-- RECORDS PROVIDED follows --

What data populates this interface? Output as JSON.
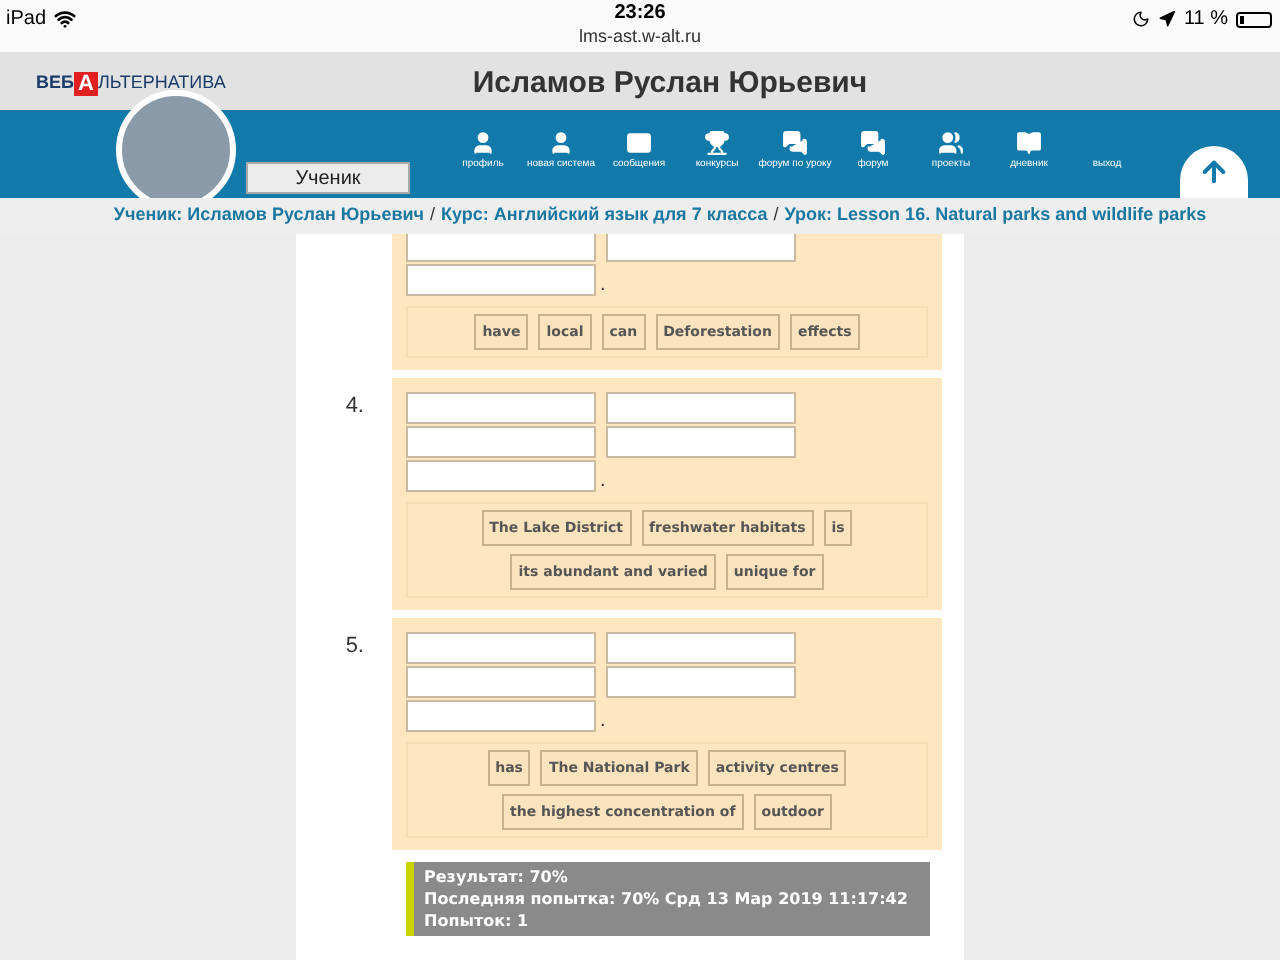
{
  "status_bar": {
    "device": "iPad",
    "time": "23:26",
    "url": "lms-ast.w-alt.ru",
    "battery": "11 %"
  },
  "logo": {
    "prefix": "ВЕБ",
    "letter": "А",
    "suffix": "ЛЬТЕРНАТИВА"
  },
  "user_name": "Исламов Руслан Юрьевич",
  "role": "Ученик",
  "nav": [
    {
      "label": "профиль",
      "kind": "user"
    },
    {
      "label": "новая система",
      "kind": "user"
    },
    {
      "label": "сообщения",
      "kind": "mail"
    },
    {
      "label": "конкурсы",
      "kind": "trophy"
    },
    {
      "label": "форум по уроку",
      "kind": "chat"
    },
    {
      "label": "форум",
      "kind": "chat"
    },
    {
      "label": "проекты",
      "kind": "group"
    },
    {
      "label": "дневник",
      "kind": "book"
    },
    {
      "label": "выход",
      "kind": "none"
    }
  ],
  "breadcrumb_separator": "/",
  "breadcrumb": [
    "Ученик: Исламов Руслан Юрьевич",
    "Курс: Английский язык для 7 класса",
    "Урок: Lesson 16. Natural parks and wildlife parks"
  ],
  "exercises": [
    {
      "end_mark": ".",
      "words": [
        [
          "have",
          "local",
          "can",
          "Deforestation",
          "effects"
        ]
      ]
    },
    {
      "number": "4.",
      "end_mark": ".",
      "words": [
        [
          "The Lake District",
          "freshwater habitats",
          "is"
        ],
        [
          "its abundant and varied",
          "unique for"
        ]
      ]
    },
    {
      "number": "5.",
      "end_mark": ".",
      "words": [
        [
          "has",
          "The National Park",
          "activity centres"
        ],
        [
          "the highest concentration of",
          "outdoor"
        ]
      ]
    }
  ],
  "result": [
    "Результат: 70%",
    "Последняя попытка: 70% Срд 13 Мар 2019 11:17:42",
    "Попыток: 1"
  ]
}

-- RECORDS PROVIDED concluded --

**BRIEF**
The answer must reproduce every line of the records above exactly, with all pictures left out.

**SOLUTION**
What data populates this interface? Output as JSON.
{
  "status_bar": {
    "device": "iPad",
    "time": "23:26",
    "url": "lms-ast.w-alt.ru",
    "battery": "11 %"
  },
  "logo": {
    "prefix": "ВЕБ",
    "letter": "А",
    "suffix": "ЛЬТЕРНАТИВА"
  },
  "user_name": "Исламов Руслан Юрьевич",
  "role": "Ученик",
  "nav": [
    {
      "label": "профиль",
      "kind": "user"
    },
    {
      "label": "новая система",
      "kind": "user"
    },
    {
      "label": "сообщения",
      "kind": "mail"
    },
    {
      "label": "конкурсы",
      "kind": "trophy"
    },
    {
      "label": "форум по уроку",
      "kind": "chat"
    },
    {
      "label": "форум",
      "kind": "chat"
    },
    {
      "label": "проекты",
      "kind": "group"
    },
    {
      "label": "дневник",
      "kind": "book"
    },
    {
      "label": "выход",
      "kind": "none"
    }
  ],
  "breadcrumb_separator": "/",
  "breadcrumb": [
    "Ученик: Исламов Руслан Юрьевич",
    "Курс: Английский язык для 7 класса",
    "Урок: Lesson 16. Natural parks and wildlife parks"
  ],
  "exercises": [
    {
      "end_mark": ".",
      "words": [
        [
          "have",
          "local",
          "can",
          "Deforestation",
          "effects"
        ]
      ]
    },
    {
      "number": "4.",
      "end_mark": ".",
      "words": [
        [
          "The Lake District",
          "freshwater habitats",
          "is"
        ],
        [
          "its abundant and varied",
          "unique for"
        ]
      ]
    },
    {
      "number": "5.",
      "end_mark": ".",
      "words": [
        [
          "has",
          "The National Park",
          "activity centres"
        ],
        [
          "the highest concentration of",
          "outdoor"
        ]
      ]
    }
  ],
  "result": [
    "Результат: 70%",
    "Последняя попытка: 70% Срд 13 Мар 2019 11:17:42",
    "Попыток: 1"
  ]
}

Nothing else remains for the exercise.